In the great Sotheby’s sale of 11 December 2014, “175 Masterworks To Celebrate 175 Years Of Photography,” there was a print of the same picture from the 1950’s. That had important provenance, and was enhanced by being part of this historic auction. It sold for $53,125. Neither print was signed.

I am still puzzled by the huge disparity between the fate of the two Cartier-Bresson prints auctioned within a month of each other

The Sotheby’s result, however, was partly significant in that it showed that the character of the print (along with the provenance) could generate far more collecting excitement than just a signature. Indeed looking up the auction records for this picture, one finds numerous later prints, signed, and with various stamps and notations, some in the range of $10,000 to almost $15000. Many of these “printed later” prints had the generic “modern” gelatin silver look.

A signed photograph by itself denotes a “lifetime” print, distinct from later prints made from a negative or copy negative after the death of the photographer. However there are some prints made by some photographers that are “early” or even “vintage” that are not signed, that have the special character of a vintage print that should be appreciated and valued.

Many photographers will sign wholesale a great number of prints that were in fact printed by someone else. This could be a very skilled printer who was entrusted by the photographer to make the print. When the photographer is honest, and indicates who actually made the print, those prints are valued less. In some cases it was only early in the photographer’s career that the photographer himself or herself would give great personal care to making the print.

In the last few years I have paid a lot of attention to the printing history of press prints. In the last auction I had a beautiful print of the Rosenthal photograph of the raising of the flag on Iwo Jima that seemed to have been printed from the negative or a close copy negative with interesting tones and texture. I much prefer that print to later signed large exhibition prints of the same picture. I have also presented very early prints of other iconic press photographs, for example Robert Capa’s D-Day landing images. It seems that some collectors and institutions are recognizing the importance of these very first prints of iconic images.

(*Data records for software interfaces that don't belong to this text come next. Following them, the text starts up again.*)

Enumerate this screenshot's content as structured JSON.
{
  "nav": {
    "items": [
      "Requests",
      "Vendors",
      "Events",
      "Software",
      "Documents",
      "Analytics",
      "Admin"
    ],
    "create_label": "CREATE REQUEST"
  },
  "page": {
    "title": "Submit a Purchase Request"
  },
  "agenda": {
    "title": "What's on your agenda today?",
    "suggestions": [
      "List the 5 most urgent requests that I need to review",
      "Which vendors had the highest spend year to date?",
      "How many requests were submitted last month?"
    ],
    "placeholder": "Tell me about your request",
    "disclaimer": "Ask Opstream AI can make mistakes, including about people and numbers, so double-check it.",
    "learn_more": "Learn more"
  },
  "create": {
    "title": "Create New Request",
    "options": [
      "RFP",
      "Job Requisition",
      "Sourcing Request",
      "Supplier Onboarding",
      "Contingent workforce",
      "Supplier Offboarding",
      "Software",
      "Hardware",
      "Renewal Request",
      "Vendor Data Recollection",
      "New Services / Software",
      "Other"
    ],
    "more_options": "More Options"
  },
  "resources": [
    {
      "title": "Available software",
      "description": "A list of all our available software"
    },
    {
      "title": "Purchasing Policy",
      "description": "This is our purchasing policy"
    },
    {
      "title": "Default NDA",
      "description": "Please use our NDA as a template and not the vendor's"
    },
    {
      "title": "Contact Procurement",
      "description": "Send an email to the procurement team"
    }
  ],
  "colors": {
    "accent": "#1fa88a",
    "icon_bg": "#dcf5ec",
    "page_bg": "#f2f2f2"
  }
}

Many photographers originally made or had made press prints of their work. They are often credited, but the prints are rarely signed.  These early press prints often don’t have the character of beautiful exhibition prints on quality paper. Some are even wire photos. They are usually glossy—“ferrotyped” to make better copies– with signs of wear from use, and with interesting stamps on the back. Early ones are toned, and have a special beauty that one can come to appreciate along with the wealth of information on the verso.

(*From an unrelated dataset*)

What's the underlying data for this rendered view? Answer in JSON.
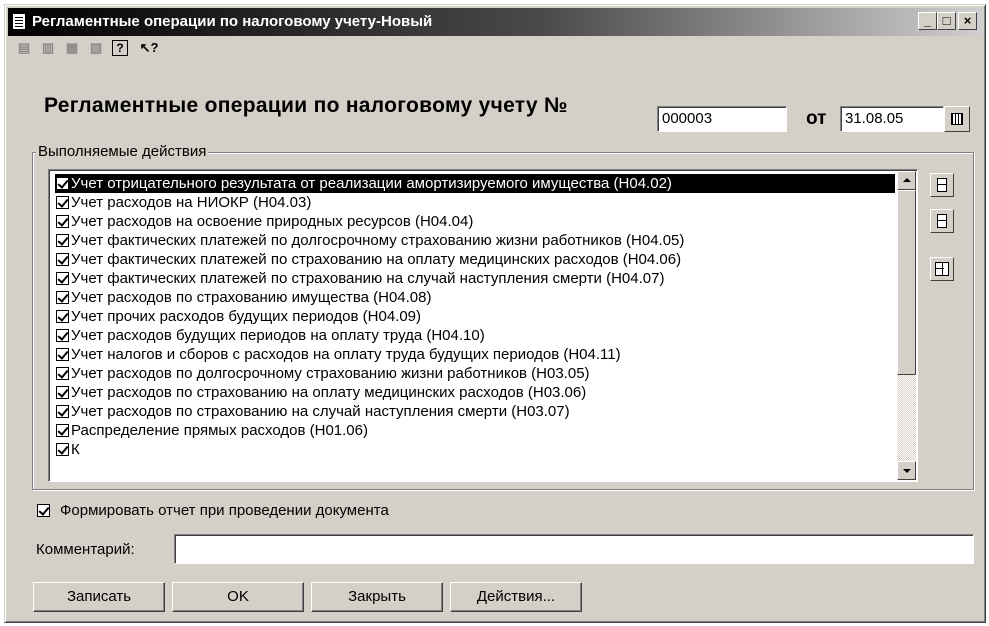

It seems these prints are coming to be appreciated for the historical importance as objects. Even though they might have been originally printed in relatively large numbers, the very early editions, even wire photographs that might have been the very first, are now scarce and provide an exciting area to collect. The early works of many of the major photographers were often press prints.

Vintage “Classic” 19th and 20th century photographs by significant photographers are becoming ever more scarce. True vintage signed prints with good provenance are so expensive they are out of reach of most collectors, even those with the means to collect at high but not the highest level. Signed “printed later” prints have become mainstays of auctions. Examples of some appear in almost every general auction. I don’t mean to underestimate their appeal to collectors.

But for those who can develop the sensitivity to the character of the print, unsigned early prints that are clearly the work of the photographer, often with the photographer’s credit stamp, represent in my view an exciting collecting area.